In the foregoing specification, the invention has been described with reference to specific embodiments thereof. It will, however, be evident that various modifications and changes may be made thereto without departing from the broader scope of the invention. The specification and drawings are, accordingly, to be regarded in an illustrative rather than a restrictive sense.
|Cited Patent||Filing date||Publication date||Applicant||Title|
|US6134532 *||Nov 14, 1997||Oct 17, 2000||Aptex Software, Inc.||System and method for optimal adaptive matching of users to most relevant entity and information in real-time|
|US6446061 *||Jun 30, 1999||Sep 3, 2002||International Business Machines Corporation||Taxonomy generation for document collections|
|US6859831 *||Oct 4, 2000||Feb 22, 2005||Sensoria Corporation||Method and apparatus for internetworked wireless integrated network sensor (WINS) nodes|
|US20030144746 *||Mar 9, 2001||Jul 31, 2003||Chang-Meng Hsiung||Control for an industrial process using one or more multidimensional variables|
|US20040006566 *||Nov 7, 2001||Jan 8, 2004||Matt Taylor||System and method for augmenting knowledge commerce|
|Citing Patent||Filing date||Publication date||Applicant||Title|
|US7287012 *||Jan 9, 2004||Oct 23, 2007||Microsoft Corporation||Machine-learned approach to determining document relevance for search over large electronic collections of documents|
|US7457801 *||Nov 14, 2005||Nov 25, 2008||Microsoft Corporation||Augmenting a training set for document categorization|
|US7756799||Oct 27, 2006||Jul 13, 2010||Hewlett-Packard Development Company, L.P.||Feature selection based on partial ordered set of classifiers|
|US7890502||Nov 14, 2005||Feb 15, 2011||Microsoft Corporation||Hierarchy-based propagation of contribution of documents|
|US8447120 *||Oct 4, 2008||May 21, 2013||Microsoft Corporation||Incremental feature indexing for scalable location recognition|
|US8582871 *||Oct 6, 2010||Nov 12, 2013||Wright State University||Methods and logic for autonomous generation of ensemble classifiers, and systems incorporating ensemble classifiers|

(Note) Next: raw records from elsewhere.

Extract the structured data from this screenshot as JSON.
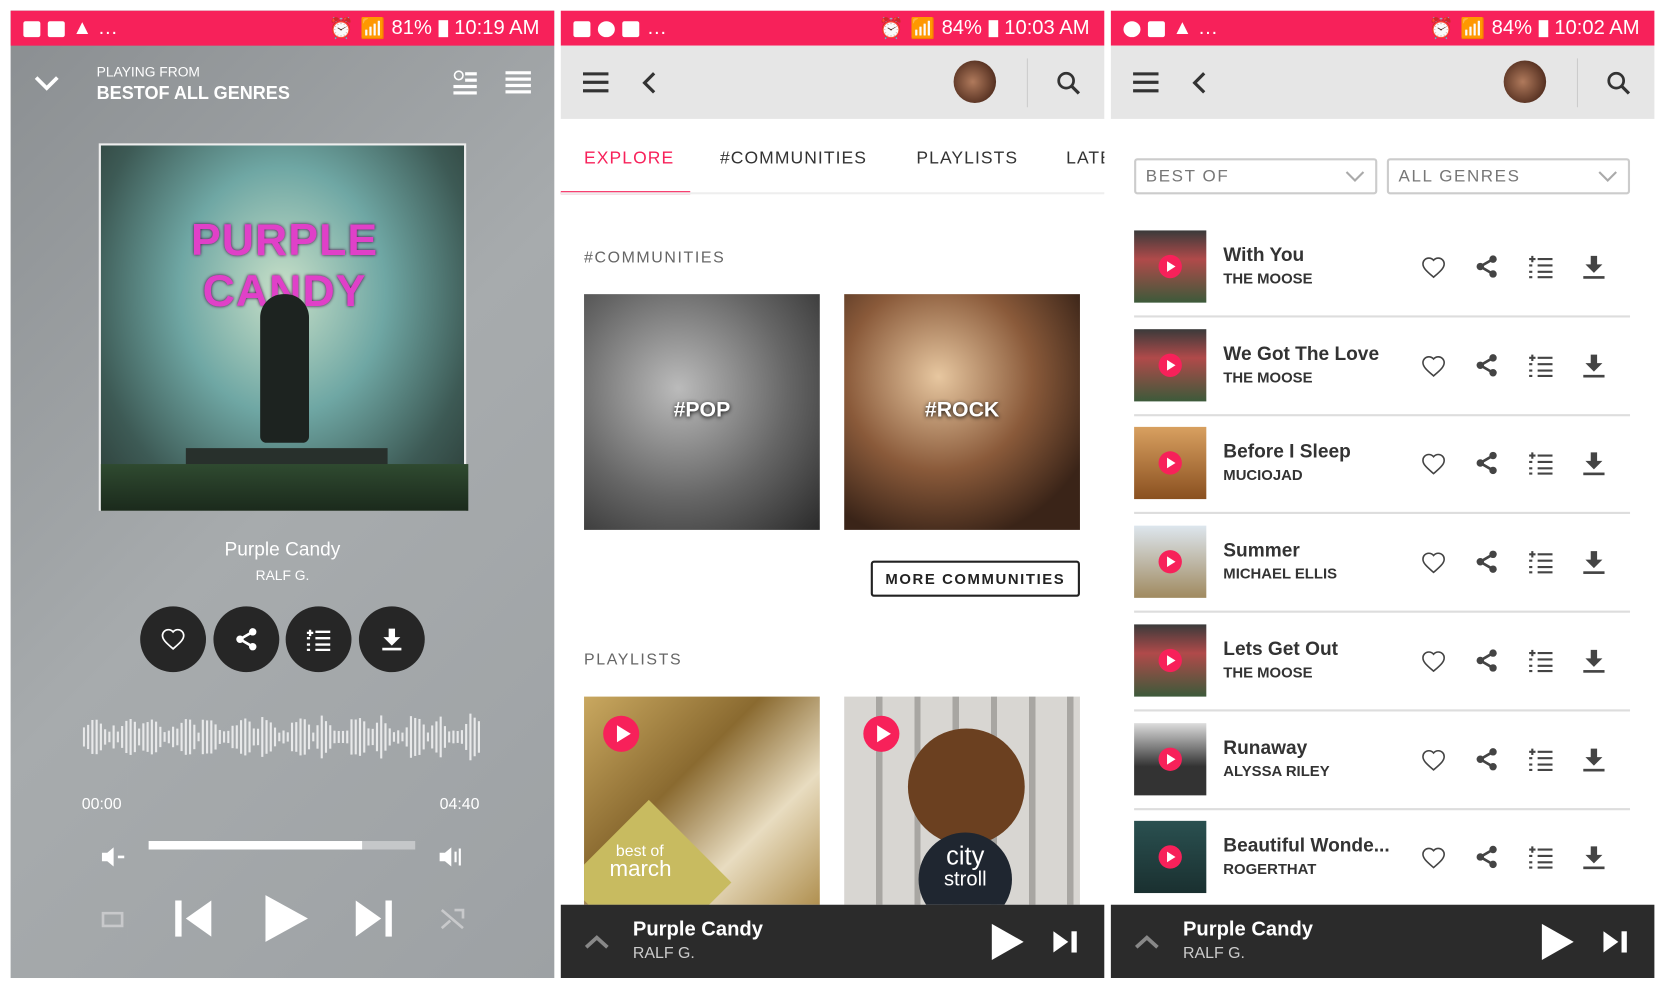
{
  "colors": {
    "accent": "#f7215a",
    "mini_player": "#2b2b2b"
  },
  "status_bars": [
    {
      "battery": "81%",
      "time": "10:19 AM"
    },
    {
      "battery": "84%",
      "time": "10:03 AM"
    },
    {
      "battery": "84%",
      "time": "10:02 AM"
    }
  ],
  "now_playing": {
    "playing_from_label": "PLAYING FROM",
    "source": "BESTOF ALL GENRES",
    "album_art_text": "PURPLE CANDY",
    "title": "Purple Candy",
    "artist": "RALF G.",
    "elapsed": "00:00",
    "duration": "04:40",
    "progress_fraction": 0.8,
    "actions": [
      "favorite",
      "share",
      "add-to-queue",
      "download"
    ]
  },
  "explore": {
    "tabs": [
      {
        "label": "EXPLORE",
        "active": true
      },
      {
        "label": "#COMMUNITIES"
      },
      {
        "label": "PLAYLISTS"
      },
      {
        "label": "LATE"
      }
    ],
    "communities_label": "#COMMUNITIES",
    "communities": [
      {
        "label": "#POP"
      },
      {
        "label": "#ROCK"
      }
    ],
    "more_communities": "MORE COMMUNITIES",
    "playlists_label": "PLAYLISTS",
    "playlists": [
      {
        "line1": "best of",
        "line2": "march"
      },
      {
        "line1": "city",
        "line2": "stroll"
      }
    ]
  },
  "charts": {
    "filter1": "BEST OF",
    "filter2": "ALL GENRES",
    "tracks": [
      {
        "title": "With You",
        "artist": "THE MOOSE"
      },
      {
        "title": "We Got The Love",
        "artist": "THE MOOSE"
      },
      {
        "title": "Before I Sleep",
        "artist": "MUCIOJAD"
      },
      {
        "title": "Summer",
        "artist": "MICHAEL ELLIS"
      },
      {
        "title": "Lets Get Out",
        "artist": "THE MOOSE"
      },
      {
        "title": "Runaway",
        "artist": "ALYSSA RILEY"
      },
      {
        "title": "Beautiful Wonde...",
        "artist": "ROGERTHAT"
      }
    ]
  },
  "mini_player": {
    "title": "Purple Candy",
    "artist": "RALF G."
  }
}
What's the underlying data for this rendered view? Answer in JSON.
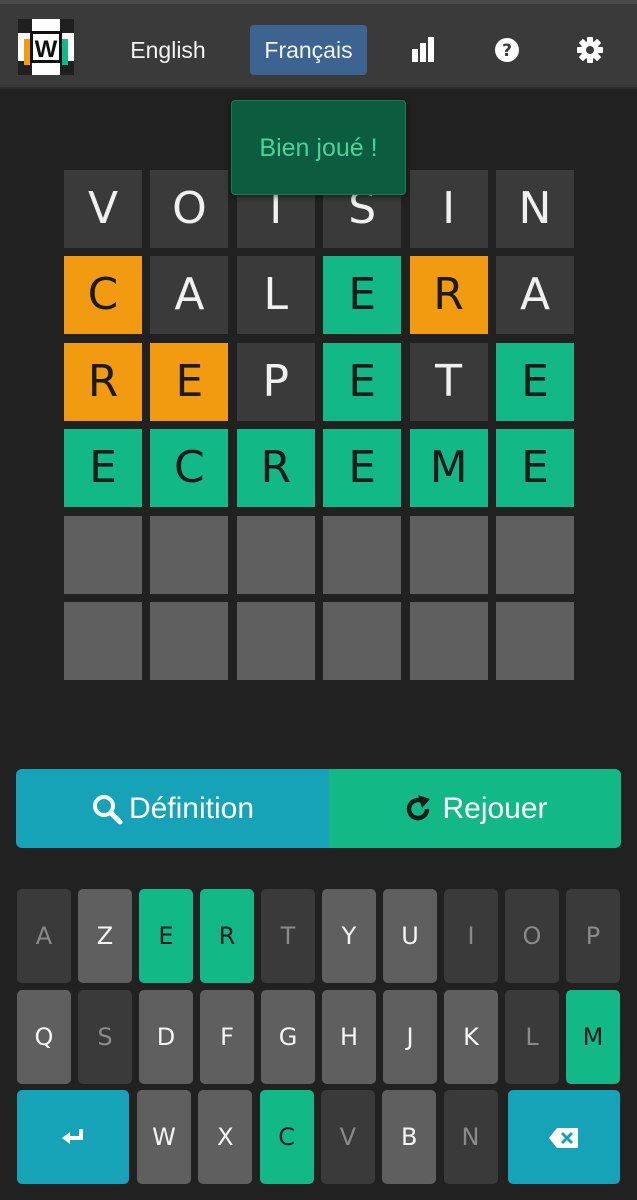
{
  "header": {
    "logo_letter": "W",
    "languages": [
      {
        "label": "English",
        "active": false
      },
      {
        "label": "Français",
        "active": true
      }
    ],
    "icons": [
      "stats-icon",
      "help-icon",
      "settings-gear-icon"
    ]
  },
  "toast": {
    "message": "Bien joué !"
  },
  "board": {
    "rows": [
      {
        "letters": [
          "V",
          "O",
          "I",
          "S",
          "I",
          "N"
        ],
        "states": [
          "gray",
          "gray",
          "gray",
          "gray",
          "gray",
          "gray"
        ]
      },
      {
        "letters": [
          "C",
          "A",
          "L",
          "E",
          "R",
          "A"
        ],
        "states": [
          "yellow",
          "gray",
          "gray",
          "green",
          "yellow",
          "gray"
        ]
      },
      {
        "letters": [
          "R",
          "E",
          "P",
          "E",
          "T",
          "E"
        ],
        "states": [
          "yellow",
          "yellow",
          "gray",
          "green",
          "gray",
          "green"
        ]
      },
      {
        "letters": [
          "E",
          "C",
          "R",
          "E",
          "M",
          "E"
        ],
        "states": [
          "green",
          "green",
          "green",
          "green",
          "green",
          "green"
        ]
      },
      {
        "letters": [
          "",
          "",
          "",
          "",
          "",
          ""
        ],
        "states": [
          "empty",
          "empty",
          "empty",
          "empty",
          "empty",
          "empty"
        ]
      },
      {
        "letters": [
          "",
          "",
          "",
          "",
          "",
          ""
        ],
        "states": [
          "empty",
          "empty",
          "empty",
          "empty",
          "empty",
          "empty"
        ]
      }
    ]
  },
  "actions": {
    "definition_label": "Définition",
    "replay_label": "Rejouer"
  },
  "keyboard": {
    "row1": [
      {
        "k": "A",
        "s": "absent"
      },
      {
        "k": "Z",
        "s": "unused"
      },
      {
        "k": "E",
        "s": "correct"
      },
      {
        "k": "R",
        "s": "correct"
      },
      {
        "k": "T",
        "s": "absent"
      },
      {
        "k": "Y",
        "s": "unused"
      },
      {
        "k": "U",
        "s": "unused"
      },
      {
        "k": "I",
        "s": "absent"
      },
      {
        "k": "O",
        "s": "absent"
      },
      {
        "k": "P",
        "s": "absent"
      }
    ],
    "row2": [
      {
        "k": "Q",
        "s": "unused"
      },
      {
        "k": "S",
        "s": "absent"
      },
      {
        "k": "D",
        "s": "unused"
      },
      {
        "k": "F",
        "s": "unused"
      },
      {
        "k": "G",
        "s": "unused"
      },
      {
        "k": "H",
        "s": "unused"
      },
      {
        "k": "J",
        "s": "unused"
      },
      {
        "k": "K",
        "s": "unused"
      },
      {
        "k": "L",
        "s": "absent"
      },
      {
        "k": "M",
        "s": "correct"
      }
    ],
    "row3": [
      {
        "k": "W",
        "s": "unused"
      },
      {
        "k": "X",
        "s": "unused"
      },
      {
        "k": "C",
        "s": "correct"
      },
      {
        "k": "V",
        "s": "absent"
      },
      {
        "k": "B",
        "s": "unused"
      },
      {
        "k": "N",
        "s": "absent"
      }
    ],
    "enter_icon": "enter-icon",
    "backspace_icon": "backspace-icon"
  },
  "colors": {
    "correct": "#12b886",
    "present": "#f29b11",
    "absent": "#3a3a3a",
    "empty": "#5f5f5f",
    "accent_blue": "#16a3b8",
    "active_lang": "#3d6491"
  }
}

|US9058382 *||Oct 20, 2008||Jun 16, 2015||Microsoft Technology Licensing, Llc||Augmenting a training set for document categorization|

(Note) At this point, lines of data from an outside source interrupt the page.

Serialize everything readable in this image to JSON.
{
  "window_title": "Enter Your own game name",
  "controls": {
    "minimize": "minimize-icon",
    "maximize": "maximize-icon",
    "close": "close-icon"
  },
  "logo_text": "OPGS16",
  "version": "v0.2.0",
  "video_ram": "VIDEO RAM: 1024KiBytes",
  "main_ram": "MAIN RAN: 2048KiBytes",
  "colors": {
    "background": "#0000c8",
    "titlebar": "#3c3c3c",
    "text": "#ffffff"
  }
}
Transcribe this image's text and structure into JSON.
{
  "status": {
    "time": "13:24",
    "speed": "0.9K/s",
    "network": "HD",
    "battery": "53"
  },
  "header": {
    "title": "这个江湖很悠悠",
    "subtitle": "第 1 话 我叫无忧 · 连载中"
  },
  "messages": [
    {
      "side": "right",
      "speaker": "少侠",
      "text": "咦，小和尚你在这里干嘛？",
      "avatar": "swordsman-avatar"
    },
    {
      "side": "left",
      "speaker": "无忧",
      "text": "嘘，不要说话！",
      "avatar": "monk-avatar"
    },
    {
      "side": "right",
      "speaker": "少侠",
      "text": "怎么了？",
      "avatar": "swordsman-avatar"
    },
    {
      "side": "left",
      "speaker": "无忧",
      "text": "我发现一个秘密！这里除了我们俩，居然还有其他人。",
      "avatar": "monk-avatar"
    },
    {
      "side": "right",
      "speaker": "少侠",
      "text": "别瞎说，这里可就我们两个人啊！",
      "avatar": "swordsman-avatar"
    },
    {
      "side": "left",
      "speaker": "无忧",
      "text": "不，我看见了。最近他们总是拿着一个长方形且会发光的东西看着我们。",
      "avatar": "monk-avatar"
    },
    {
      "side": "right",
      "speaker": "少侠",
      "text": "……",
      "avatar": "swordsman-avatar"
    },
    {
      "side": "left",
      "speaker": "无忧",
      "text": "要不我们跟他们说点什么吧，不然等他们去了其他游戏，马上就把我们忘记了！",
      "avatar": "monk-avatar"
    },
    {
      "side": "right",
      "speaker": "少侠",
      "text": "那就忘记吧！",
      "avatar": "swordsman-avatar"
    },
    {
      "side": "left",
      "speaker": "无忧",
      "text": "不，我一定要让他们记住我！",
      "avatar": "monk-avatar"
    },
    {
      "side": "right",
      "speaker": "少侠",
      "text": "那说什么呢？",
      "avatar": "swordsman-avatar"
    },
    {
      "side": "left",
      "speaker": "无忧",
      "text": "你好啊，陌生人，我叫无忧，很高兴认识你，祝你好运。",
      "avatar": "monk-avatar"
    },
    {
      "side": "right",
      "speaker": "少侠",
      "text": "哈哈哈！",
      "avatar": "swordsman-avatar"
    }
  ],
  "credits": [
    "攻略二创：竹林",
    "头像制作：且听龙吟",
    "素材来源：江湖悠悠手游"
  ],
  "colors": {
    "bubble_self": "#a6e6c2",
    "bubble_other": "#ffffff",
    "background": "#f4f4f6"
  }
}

|US20050154686 *||Jan 9, 2004||Jul 14, 2005||Corston Simon H.||Machine-learned approach to determining document relevance for search over large electronic collections of documents|
|US20060004752 *||Jun 23, 2005||Jan 5, 2006||International Business Machines Corporation||Method and system for determining the focus of a document|

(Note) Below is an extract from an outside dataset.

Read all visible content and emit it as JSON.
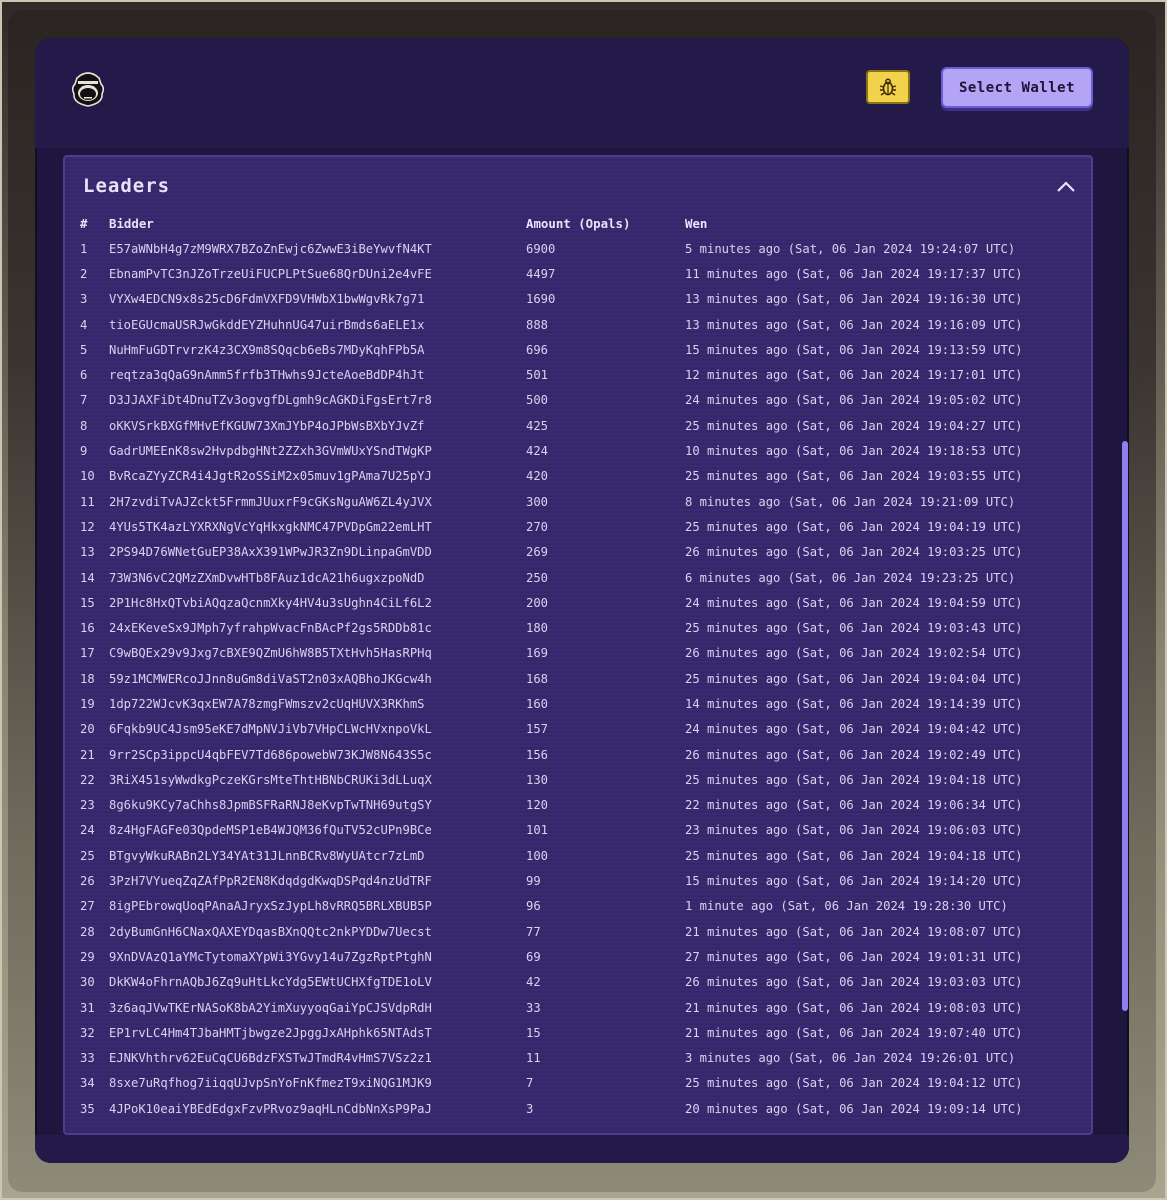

|US20070112753 *||Nov 14, 2005||May 17, 2007||Microsoft Corporation||Augmenting a training set for document categorization|
|US20080104101 *||Oct 27, 2006||May 1, 2008||Kirshenbaum Evan R||Producing a feature in response to a received expression|
|US20090043764 *||Oct 20, 2008||Feb 12, 2009||Microsoft Corporation||Augmenting a training set for document categorization|
|US20100042709 *||Jul 6, 2006||Feb 18, 2010||International Business Machines Corporation||Dynamic context-sensitive integration of content into a web portal application|
|US20100088342 *||Apr 8, 2010||Microsoft Corporation||Incremental feature indexing for scalable location recognition|
|US20110081073 *||Apr 7, 2011||Wright State University||Methods And Logic For Autonomous Generation Of Ensemble Classifiers, And Systems Incorporating Ensemble Classifiers|
|U.S. Classification||706/46, 706/45, 706/12|
|International Classification||G06F17/00, G06G7/00, G06N5/02|
|Sep 30, 2002||AS||Assignment|
Owner name: HEWLETT-PACKARD COMPANY, COLORADO
Free format text: ASSIGNMENT OF ASSIGNORS INTEREST;ASSIGNORS:FORMAN, GEORGE H.;FAWCETT, TOM E.;SUERMONDT, HENRI J.;REEL/FRAME:013334/0139;SIGNING DATES FROM 20020125 TO 20020129
|Sep 30, 2003||AS||Assignment|
Owner name: HEWLETT-PACKARD DEVELOPMENT COMPANY L.P.,TEXAS
Free format text: ASSIGNMENT OF ASSIGNORS INTEREST;ASSIGNOR:HEWLETT-PACKARD COMPANY;REEL/FRAME:014061/0492
Effective date: 20030926
|Jun 2, 2009||CC||Certificate of correction|
|Nov 9, 2009||FPAY||Fee payment|
Year of fee payment: 4
|Dec 20, 2013||REMI||Maintenance fee reminder mailed|
|May 9, 2014||LAPS||Lapse for failure to pay maintenance fees|
|Jul 1, 2014||FP||Expired due to failure to pay maintenance fee|
Effective date: 20140509